From spores to germ tubes

Friday 15 September 2023, 12:30 pm
PhD student
T.J.H. Baltussen MSc.
prof. dr. P.E. Verweij
dr. W.J.G. Melchers

Aspergillus fumigatus is the main human fungal pathogen causing aspergillosis. For this fungus, azoles are the most commonly used antifungal drugs for treatment of aspergillosis. However, the prevalence of azole resistance is alarmingly increasing and linked with elevated mortality. Germination of spores is crucial within its asexual life cycle and plays a critical role during the infection in the human host. Precluding germination could be a promising strategy considering the role of germination in Aspergillus species pathogenicity. In this dissertation, genes expressed during germination of A. fumigatus spores were identified. Next, a functional analysis of one of the identified genes was performed. A novel role for SltA in appropriate maintenance of dormancy, germination, and hyphal development was identified. Three genes regulated by SltA were also essential for appropriate germination of spores.
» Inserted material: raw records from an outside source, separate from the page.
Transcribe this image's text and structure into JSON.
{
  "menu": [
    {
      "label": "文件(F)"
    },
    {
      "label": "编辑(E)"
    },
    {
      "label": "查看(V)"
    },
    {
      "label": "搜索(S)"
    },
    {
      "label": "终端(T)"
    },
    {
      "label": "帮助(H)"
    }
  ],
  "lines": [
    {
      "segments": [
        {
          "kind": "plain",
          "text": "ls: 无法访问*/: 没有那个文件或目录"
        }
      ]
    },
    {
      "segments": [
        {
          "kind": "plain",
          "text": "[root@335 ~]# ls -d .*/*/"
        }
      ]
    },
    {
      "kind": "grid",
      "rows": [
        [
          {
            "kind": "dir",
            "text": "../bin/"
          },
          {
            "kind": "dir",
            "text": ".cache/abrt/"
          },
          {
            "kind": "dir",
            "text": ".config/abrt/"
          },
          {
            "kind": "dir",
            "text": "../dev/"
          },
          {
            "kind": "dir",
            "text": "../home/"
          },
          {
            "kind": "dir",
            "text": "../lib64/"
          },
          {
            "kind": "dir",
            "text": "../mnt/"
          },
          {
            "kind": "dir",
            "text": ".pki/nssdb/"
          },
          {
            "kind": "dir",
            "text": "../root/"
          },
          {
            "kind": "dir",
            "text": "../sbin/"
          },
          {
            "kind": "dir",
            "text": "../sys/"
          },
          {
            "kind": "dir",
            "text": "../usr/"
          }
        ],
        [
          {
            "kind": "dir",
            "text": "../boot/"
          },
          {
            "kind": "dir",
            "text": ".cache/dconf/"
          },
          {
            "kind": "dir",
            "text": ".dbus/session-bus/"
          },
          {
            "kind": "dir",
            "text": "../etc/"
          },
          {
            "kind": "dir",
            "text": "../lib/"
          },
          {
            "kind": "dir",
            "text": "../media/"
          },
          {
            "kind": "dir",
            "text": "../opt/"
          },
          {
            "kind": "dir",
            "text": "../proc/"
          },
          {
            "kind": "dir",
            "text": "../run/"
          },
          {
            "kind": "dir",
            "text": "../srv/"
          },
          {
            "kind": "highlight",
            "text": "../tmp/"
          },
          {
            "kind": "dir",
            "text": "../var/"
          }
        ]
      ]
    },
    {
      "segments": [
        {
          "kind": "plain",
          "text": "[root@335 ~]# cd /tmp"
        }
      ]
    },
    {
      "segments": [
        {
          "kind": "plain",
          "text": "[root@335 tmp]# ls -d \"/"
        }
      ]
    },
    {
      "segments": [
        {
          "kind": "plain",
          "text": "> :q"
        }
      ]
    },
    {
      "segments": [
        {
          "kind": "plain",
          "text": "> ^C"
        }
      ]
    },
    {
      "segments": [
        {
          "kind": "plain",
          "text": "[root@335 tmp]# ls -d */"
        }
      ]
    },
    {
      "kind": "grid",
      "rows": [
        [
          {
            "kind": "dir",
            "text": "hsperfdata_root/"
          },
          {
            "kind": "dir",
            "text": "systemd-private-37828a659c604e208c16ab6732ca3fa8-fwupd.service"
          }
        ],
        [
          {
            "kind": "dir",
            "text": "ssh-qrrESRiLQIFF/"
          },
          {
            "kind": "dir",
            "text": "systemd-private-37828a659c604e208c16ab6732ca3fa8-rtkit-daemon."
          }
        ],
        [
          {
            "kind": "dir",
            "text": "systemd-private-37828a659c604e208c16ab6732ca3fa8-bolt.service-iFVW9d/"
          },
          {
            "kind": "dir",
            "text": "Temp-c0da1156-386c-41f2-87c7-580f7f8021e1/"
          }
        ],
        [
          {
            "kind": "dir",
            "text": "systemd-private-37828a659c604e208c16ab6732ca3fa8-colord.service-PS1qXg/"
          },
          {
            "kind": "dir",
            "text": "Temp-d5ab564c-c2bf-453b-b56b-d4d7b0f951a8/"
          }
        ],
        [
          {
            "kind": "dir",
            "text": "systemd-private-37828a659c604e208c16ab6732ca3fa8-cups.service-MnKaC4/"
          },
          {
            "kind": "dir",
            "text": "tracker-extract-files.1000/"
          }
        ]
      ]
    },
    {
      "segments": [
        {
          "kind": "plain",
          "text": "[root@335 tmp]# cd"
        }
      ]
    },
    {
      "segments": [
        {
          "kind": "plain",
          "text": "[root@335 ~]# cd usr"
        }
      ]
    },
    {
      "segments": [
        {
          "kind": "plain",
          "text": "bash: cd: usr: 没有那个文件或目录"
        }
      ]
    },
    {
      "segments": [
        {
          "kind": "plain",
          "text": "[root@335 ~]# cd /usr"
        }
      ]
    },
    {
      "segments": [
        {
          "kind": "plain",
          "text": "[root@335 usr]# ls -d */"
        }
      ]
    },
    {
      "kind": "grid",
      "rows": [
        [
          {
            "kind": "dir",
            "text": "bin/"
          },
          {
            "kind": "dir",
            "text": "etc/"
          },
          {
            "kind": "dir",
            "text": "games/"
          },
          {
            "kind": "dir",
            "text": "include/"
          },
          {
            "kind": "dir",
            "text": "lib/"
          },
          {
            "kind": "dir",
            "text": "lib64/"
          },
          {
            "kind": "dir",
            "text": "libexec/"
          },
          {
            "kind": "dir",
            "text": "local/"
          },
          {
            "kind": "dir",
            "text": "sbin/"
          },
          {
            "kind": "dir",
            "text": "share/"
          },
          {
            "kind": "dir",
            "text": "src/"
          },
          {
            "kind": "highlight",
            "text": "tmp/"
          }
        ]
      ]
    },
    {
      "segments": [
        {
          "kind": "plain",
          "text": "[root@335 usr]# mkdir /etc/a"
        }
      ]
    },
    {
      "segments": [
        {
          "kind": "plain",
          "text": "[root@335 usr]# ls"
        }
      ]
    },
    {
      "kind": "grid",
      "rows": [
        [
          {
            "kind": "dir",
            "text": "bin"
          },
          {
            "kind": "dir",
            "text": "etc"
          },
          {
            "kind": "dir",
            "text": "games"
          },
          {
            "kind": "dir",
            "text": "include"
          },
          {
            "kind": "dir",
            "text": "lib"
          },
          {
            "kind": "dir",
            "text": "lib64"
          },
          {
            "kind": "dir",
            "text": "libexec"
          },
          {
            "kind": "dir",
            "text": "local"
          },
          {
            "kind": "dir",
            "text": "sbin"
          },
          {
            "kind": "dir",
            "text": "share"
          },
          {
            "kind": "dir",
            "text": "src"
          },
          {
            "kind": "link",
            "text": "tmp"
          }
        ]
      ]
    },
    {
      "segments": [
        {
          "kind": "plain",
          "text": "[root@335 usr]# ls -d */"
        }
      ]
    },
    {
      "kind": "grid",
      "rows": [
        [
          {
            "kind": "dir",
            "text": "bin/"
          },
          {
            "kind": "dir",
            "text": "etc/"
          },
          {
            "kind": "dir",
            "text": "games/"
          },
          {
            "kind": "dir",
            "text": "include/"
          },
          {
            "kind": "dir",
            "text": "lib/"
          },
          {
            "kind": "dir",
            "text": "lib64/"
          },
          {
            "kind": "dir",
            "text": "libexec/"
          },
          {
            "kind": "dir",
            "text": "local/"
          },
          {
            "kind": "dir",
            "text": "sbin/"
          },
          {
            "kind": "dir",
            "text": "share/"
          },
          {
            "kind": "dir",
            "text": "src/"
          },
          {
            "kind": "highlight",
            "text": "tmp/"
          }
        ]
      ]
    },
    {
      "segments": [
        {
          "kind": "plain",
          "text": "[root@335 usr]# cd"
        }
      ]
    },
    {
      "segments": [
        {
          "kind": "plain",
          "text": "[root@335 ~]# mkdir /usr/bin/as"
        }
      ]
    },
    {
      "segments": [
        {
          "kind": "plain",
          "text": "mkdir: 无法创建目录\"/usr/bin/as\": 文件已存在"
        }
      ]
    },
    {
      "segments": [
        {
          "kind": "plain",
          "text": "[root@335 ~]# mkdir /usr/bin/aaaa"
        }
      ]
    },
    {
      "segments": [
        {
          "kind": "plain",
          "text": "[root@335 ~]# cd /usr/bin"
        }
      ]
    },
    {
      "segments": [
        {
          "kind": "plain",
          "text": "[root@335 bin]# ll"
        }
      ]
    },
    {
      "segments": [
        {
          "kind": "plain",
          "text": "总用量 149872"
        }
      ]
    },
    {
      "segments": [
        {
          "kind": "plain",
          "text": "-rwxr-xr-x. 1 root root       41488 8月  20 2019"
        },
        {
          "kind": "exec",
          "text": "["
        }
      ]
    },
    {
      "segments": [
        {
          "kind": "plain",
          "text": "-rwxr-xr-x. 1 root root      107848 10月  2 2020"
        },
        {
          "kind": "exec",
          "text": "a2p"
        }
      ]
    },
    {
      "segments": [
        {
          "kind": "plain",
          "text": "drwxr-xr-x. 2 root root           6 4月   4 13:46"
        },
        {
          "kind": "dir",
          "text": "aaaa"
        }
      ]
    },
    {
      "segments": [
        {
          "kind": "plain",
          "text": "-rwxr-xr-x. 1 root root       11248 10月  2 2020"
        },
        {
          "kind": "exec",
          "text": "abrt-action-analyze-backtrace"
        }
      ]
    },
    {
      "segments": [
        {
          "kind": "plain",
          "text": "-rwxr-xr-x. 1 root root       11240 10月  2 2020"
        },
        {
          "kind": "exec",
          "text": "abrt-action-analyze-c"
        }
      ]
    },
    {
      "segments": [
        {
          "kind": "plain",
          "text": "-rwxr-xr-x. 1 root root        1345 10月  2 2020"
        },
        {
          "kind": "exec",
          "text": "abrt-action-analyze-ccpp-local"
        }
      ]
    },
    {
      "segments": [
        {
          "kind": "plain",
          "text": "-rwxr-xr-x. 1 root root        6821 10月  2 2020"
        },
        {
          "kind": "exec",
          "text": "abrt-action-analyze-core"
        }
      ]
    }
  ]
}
With an expanding knowledge of germination and its different morphotypes, more advances can be made toward potential anti-germination targets for therapy.
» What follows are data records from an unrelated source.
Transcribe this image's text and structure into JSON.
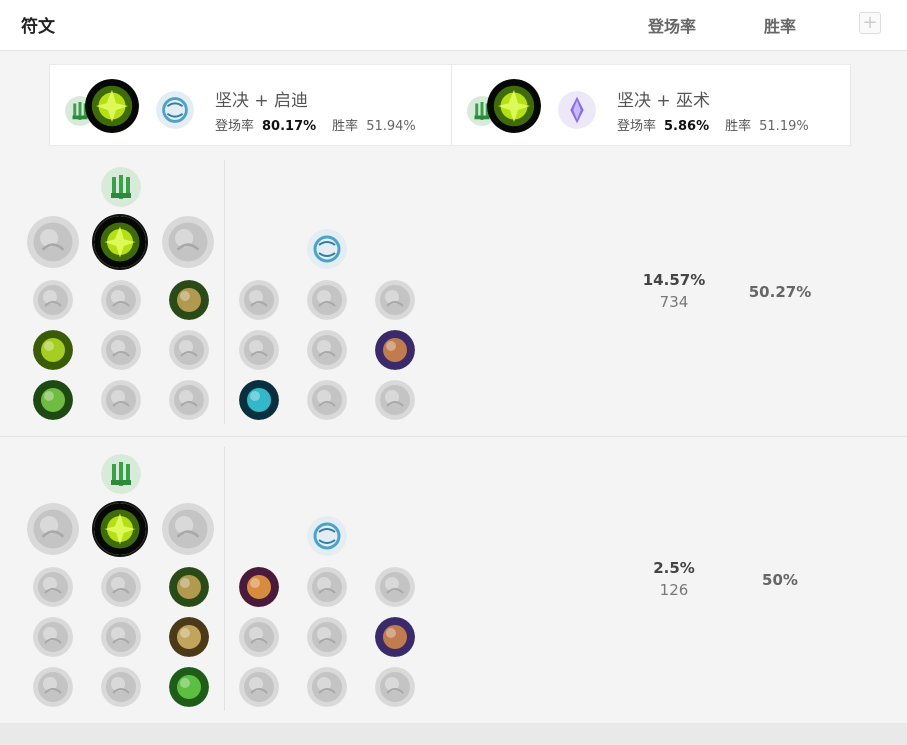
{
  "header": {
    "title": "符文",
    "col_pickrate": "登场率",
    "col_winrate": "胜率",
    "add_label": "+"
  },
  "summary": [
    {
      "name": "坚决 + 启迪",
      "pick_label": "登场率",
      "pick_value": "80.17%",
      "win_label": "胜率",
      "win_value": "51.94%",
      "primary_icon": "resolve-tree-icon",
      "keystone_icon": "aftershock-icon",
      "secondary_icon": "inspiration-tree-icon"
    },
    {
      "name": "坚决 + 巫术",
      "pick_label": "登场率",
      "pick_value": "5.86%",
      "win_label": "胜率",
      "win_value": "51.19%",
      "primary_icon": "resolve-tree-icon",
      "keystone_icon": "aftershock-icon",
      "secondary_icon": "sorcery-tree-icon"
    }
  ],
  "builds": [
    {
      "pick_rate": "14.57%",
      "count": "734",
      "win_rate": "50.27%",
      "primary_tree_icon": "resolve-tree-icon",
      "keystones": [
        {
          "icon": "grasp-icon",
          "active": false
        },
        {
          "icon": "aftershock-icon",
          "active": true
        },
        {
          "icon": "guardian-icon",
          "active": false
        }
      ],
      "primary_rows": [
        [
          {
            "icon": "demolish-icon",
            "active": false
          },
          {
            "icon": "font-of-life-icon",
            "active": false
          },
          {
            "icon": "shield-bash-icon",
            "active": true
          }
        ],
        [
          {
            "icon": "conditioning-icon",
            "active": true
          },
          {
            "icon": "second-wind-icon",
            "active": false
          },
          {
            "icon": "bone-plating-icon",
            "active": false
          }
        ],
        [
          {
            "icon": "overgrowth-icon",
            "active": true
          },
          {
            "icon": "revitalize-icon",
            "active": false
          },
          {
            "icon": "unflinching-icon",
            "active": false
          }
        ]
      ],
      "secondary_tree_icon": "inspiration-tree-icon",
      "secondary_rows": [
        [
          {
            "icon": "hextech-flashtraption-icon",
            "active": false
          },
          {
            "icon": "magical-footwear-icon",
            "active": false
          },
          {
            "icon": "cash-back-icon",
            "active": false
          }
        ],
        [
          {
            "icon": "triple-tonic-icon",
            "active": false
          },
          {
            "icon": "time-warp-tonic-icon",
            "active": false
          },
          {
            "icon": "biscuit-delivery-icon",
            "active": true
          }
        ],
        [
          {
            "icon": "cosmic-insight-icon",
            "active": true
          },
          {
            "icon": "approach-velocity-icon",
            "active": false
          },
          {
            "icon": "jack-of-all-trades-icon",
            "active": false
          }
        ]
      ]
    },
    {
      "pick_rate": "2.5%",
      "count": "126",
      "win_rate": "50%",
      "primary_tree_icon": "resolve-tree-icon",
      "keystones": [
        {
          "icon": "grasp-icon",
          "active": false
        },
        {
          "icon": "aftershock-icon",
          "active": true
        },
        {
          "icon": "guardian-icon",
          "active": false
        }
      ],
      "primary_rows": [
        [
          {
            "icon": "demolish-icon",
            "active": false
          },
          {
            "icon": "font-of-life-icon",
            "active": false
          },
          {
            "icon": "shield-bash-icon",
            "active": true
          }
        ],
        [
          {
            "icon": "conditioning-icon",
            "active": false
          },
          {
            "icon": "second-wind-icon",
            "active": false
          },
          {
            "icon": "bone-plating-icon",
            "active": true
          }
        ],
        [
          {
            "icon": "overgrowth-icon",
            "active": false
          },
          {
            "icon": "revitalize-icon",
            "active": false
          },
          {
            "icon": "unflinching-icon",
            "active": true
          }
        ]
      ],
      "secondary_tree_icon": "inspiration-tree-icon",
      "secondary_rows": [
        [
          {
            "icon": "hextech-flashtraption-icon",
            "active": true
          },
          {
            "icon": "magical-footwear-icon",
            "active": false
          },
          {
            "icon": "cash-back-icon",
            "active": false
          }
        ],
        [
          {
            "icon": "triple-tonic-icon",
            "active": false
          },
          {
            "icon": "time-warp-tonic-icon",
            "active": false
          },
          {
            "icon": "biscuit-delivery-icon",
            "active": true
          }
        ],
        [
          {
            "icon": "cosmic-insight-icon",
            "active": false
          },
          {
            "icon": "approach-velocity-icon",
            "active": false
          },
          {
            "icon": "jack-of-all-trades-icon",
            "active": false
          }
        ]
      ]
    }
  ],
  "colors": {
    "resolve": "#3aa04a",
    "aftershock": "#b6e016",
    "inspiration": "#4aa3c9",
    "sorcery": "#8a6ee8",
    "inactive": "#bdbdbd"
  }
}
Tim (1992) obtained his Bachelor’s degree in Biology at the Utrecht University in 2015. In 2018 he obtained his Master’s degree in Microbiology at the Radboud University, after which he started with his PhD research as part of the Mycology Group within the Department of Medical Microbiology of Radboudumc. In October 2023 he will start working as a postdoctoral researcher at the Comparative Genomics group of the Institute for Research in Biomedicine in Barcelona.